Missouri's state flag consists of
three horizontal stripes, one red, one white, and one blue;
these stripes represent valor, purity, vigilance and
justice; in addition, the red, white and blue colors are
symbolic of the former French control of the region. In the
center of the flag are twenty-four stars encircling the
state seal, denoting that Missouri was the 24th state.
MOTTO: "The Welfare of the People Shall Be the
ENTERED UNION: Aug. 10, 1821
FLAG ADOPTED: March 22, 1913
COMMENTS: The flag was designed by the late Mrs.
Marie Elizabeth Watkins Oliver, wife of former State
Senator R.B. Oliver.
The original silk flag was kept by
Marie Oliver until 1961 when her son Allen gave it to the

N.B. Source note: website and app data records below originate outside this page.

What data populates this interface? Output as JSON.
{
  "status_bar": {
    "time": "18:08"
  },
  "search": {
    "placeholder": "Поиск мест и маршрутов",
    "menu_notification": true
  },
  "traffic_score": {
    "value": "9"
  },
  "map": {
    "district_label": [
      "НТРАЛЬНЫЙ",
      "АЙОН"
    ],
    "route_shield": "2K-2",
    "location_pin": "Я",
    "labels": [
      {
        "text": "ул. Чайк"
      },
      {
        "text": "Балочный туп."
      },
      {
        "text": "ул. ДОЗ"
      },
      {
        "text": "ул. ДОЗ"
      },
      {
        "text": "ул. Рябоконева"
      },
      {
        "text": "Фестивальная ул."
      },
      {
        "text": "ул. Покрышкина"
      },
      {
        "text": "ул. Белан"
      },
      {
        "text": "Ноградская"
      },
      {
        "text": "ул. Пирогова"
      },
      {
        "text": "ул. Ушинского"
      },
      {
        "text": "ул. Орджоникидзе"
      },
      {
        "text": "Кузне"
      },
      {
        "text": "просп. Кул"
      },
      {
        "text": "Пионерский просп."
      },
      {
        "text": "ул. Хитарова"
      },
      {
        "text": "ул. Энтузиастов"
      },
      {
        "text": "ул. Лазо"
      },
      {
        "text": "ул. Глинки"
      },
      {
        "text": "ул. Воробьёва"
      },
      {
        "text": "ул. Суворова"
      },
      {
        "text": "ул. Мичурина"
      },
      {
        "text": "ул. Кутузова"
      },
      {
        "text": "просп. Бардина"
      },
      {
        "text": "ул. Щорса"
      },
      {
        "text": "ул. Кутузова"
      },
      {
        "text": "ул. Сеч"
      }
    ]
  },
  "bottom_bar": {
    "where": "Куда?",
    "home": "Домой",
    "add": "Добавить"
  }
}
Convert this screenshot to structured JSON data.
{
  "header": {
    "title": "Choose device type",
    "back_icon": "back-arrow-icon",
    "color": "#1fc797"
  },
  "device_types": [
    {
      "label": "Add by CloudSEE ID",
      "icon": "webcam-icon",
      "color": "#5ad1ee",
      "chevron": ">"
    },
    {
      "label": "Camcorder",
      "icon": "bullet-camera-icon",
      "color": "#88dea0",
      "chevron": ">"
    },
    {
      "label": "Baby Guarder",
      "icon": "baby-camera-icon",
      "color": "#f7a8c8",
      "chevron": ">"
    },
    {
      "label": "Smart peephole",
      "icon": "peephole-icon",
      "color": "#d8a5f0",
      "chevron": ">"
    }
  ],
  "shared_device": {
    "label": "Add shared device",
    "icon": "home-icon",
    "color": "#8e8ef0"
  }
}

State of Missouri. The flag was displayed until it began to
deteriorate and was put into storage. In 1988, Secretary of
State Roy D. Blunt issued a challenge to elementary students

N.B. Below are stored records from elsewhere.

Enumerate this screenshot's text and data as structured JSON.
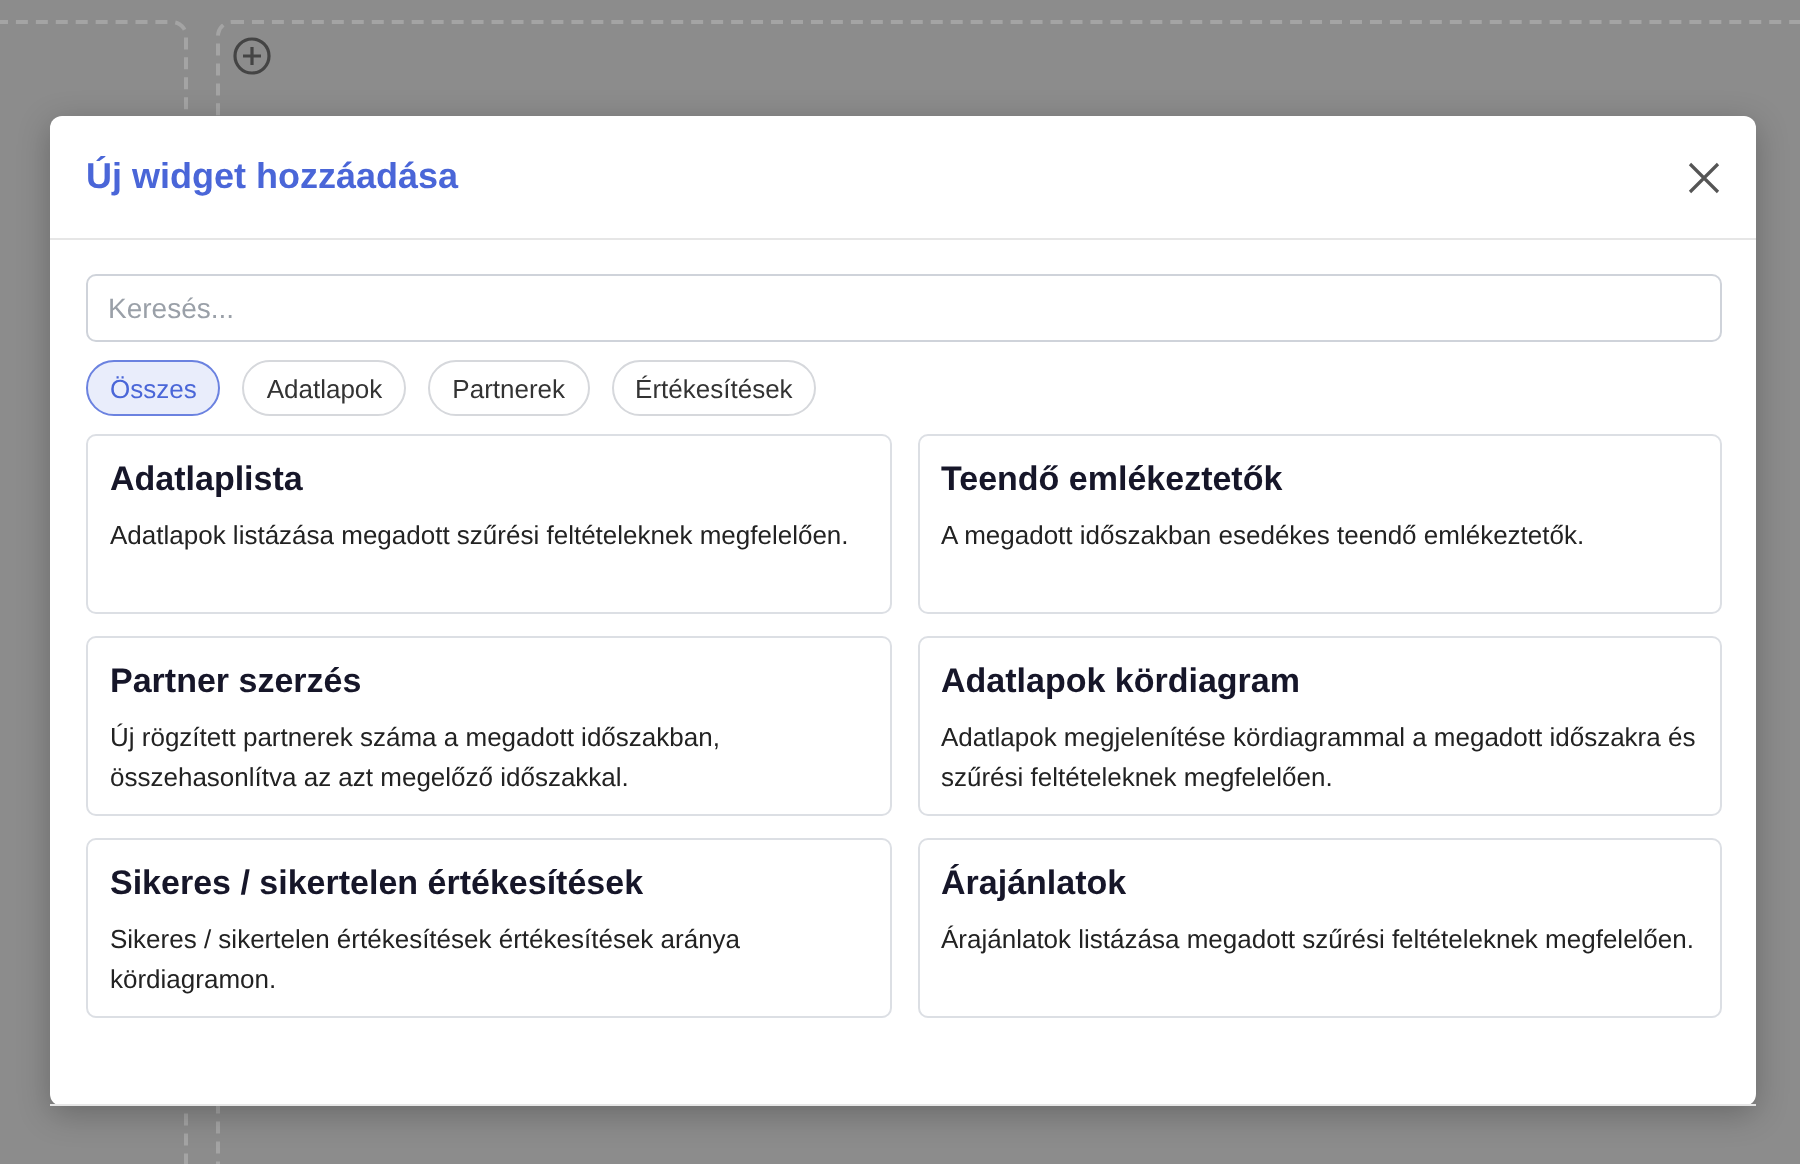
{
  "dialog": {
    "title": "Új widget hozzáadása"
  },
  "search": {
    "placeholder": "Keresés..."
  },
  "filters": [
    {
      "label": "Összes",
      "selected": true
    },
    {
      "label": "Adatlapok",
      "selected": false
    },
    {
      "label": "Partnerek",
      "selected": false
    },
    {
      "label": "Értékesítések",
      "selected": false
    }
  ],
  "widgets": [
    {
      "title": "Adatlaplista",
      "description": "Adatlapok listázása megadott szűrési feltételeknek megfelelően."
    },
    {
      "title": "Teendő emlékeztetők",
      "description": "A megadott időszakban esedékes teendő emlékeztetők."
    },
    {
      "title": "Partner szerzés",
      "description": "Új rögzített partnerek száma a megadott időszakban, összehasonlítva az azt megelőző időszakkal."
    },
    {
      "title": "Adatlapok kördiagram",
      "description": "Adatlapok megjelenítése kördiagrammal a megadott időszakra és szűrési feltételeknek megfelelően."
    },
    {
      "title": "Sikeres / sikertelen értékesítések",
      "description": "Sikeres / sikertelen értékesítések értékesítések aránya kördiagramon."
    },
    {
      "title": "Árajánlatok",
      "description": "Árajánlatok listázása megadott szűrési feltételeknek megfelelően."
    }
  ]
}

to raise money to restore the flag. The campaign was
successful and the restored flag has been displayed in the
James C. Kirkpatrick State Information Center in Jefferson
City ever since.
- Kansas City has a second level
of roads, offices, ex-trolley car tunnels, and storage
areas built into natural caves below the streets of the
- Samuel Clemens (Mark Twain)
used his hometown of Hannibal as the model for settings
in his novels Tom Sawyer and Huckleberry
- In late 1811 and early 1812,
three of the strongest earthquakes in U.S. history
rocked Missouri near Madrid. The quakes, which
scientists believe measured 8 on the
Richter Scale, caused the Mississippi river to flow
- On March 18, 1925 the most
destructive tornado tore through Annapolis leaving a
980-foot wide track of demolished landscape. It injured
3,000 and killed 823 people.
- St. Louis is home of the
tallest man in documented medical history (2006 est.).
His name was Robert Pershing Wadlow and he was 8 feet,
11 inches tall.
- Kansas City boasts more
fountains than any city except Rome and more miles of
boulevards than Paris (2001 est.).